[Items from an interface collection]
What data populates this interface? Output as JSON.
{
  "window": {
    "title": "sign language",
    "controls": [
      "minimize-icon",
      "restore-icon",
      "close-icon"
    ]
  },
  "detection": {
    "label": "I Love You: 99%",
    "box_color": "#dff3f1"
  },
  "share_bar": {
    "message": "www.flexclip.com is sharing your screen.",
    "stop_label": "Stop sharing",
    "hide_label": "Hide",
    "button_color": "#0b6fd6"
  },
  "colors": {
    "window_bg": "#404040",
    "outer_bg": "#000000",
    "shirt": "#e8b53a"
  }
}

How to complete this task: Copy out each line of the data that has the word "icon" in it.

Answer section:
      "minimize-icon",
      "restore-icon",
      "close-icon"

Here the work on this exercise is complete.